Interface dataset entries
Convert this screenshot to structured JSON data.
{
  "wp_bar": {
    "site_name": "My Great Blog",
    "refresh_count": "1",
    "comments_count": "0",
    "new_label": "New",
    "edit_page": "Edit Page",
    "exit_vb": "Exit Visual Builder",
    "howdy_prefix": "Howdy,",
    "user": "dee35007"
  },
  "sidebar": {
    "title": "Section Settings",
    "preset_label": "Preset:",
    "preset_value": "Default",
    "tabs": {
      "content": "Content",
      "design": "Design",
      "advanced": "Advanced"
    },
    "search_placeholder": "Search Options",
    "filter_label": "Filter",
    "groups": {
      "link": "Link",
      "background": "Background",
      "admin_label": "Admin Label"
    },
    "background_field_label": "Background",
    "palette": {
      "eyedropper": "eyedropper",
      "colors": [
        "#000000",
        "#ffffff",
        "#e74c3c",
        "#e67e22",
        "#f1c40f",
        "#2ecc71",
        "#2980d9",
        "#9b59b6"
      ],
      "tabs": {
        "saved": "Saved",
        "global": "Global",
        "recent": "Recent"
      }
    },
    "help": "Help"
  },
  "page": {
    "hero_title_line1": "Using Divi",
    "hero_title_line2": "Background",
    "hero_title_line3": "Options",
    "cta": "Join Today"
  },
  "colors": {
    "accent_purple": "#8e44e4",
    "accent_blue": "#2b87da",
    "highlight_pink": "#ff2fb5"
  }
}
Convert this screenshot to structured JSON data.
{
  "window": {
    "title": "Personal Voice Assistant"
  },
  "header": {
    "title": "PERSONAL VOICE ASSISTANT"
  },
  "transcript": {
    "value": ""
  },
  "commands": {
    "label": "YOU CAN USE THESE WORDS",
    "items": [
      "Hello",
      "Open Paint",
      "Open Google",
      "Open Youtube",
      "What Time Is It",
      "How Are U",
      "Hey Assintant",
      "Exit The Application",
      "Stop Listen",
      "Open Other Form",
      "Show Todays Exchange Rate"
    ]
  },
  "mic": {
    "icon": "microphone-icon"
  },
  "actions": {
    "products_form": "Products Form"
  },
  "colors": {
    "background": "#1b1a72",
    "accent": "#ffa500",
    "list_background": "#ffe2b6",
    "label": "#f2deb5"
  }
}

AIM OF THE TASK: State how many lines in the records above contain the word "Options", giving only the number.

THE COMPLETED TASK: 2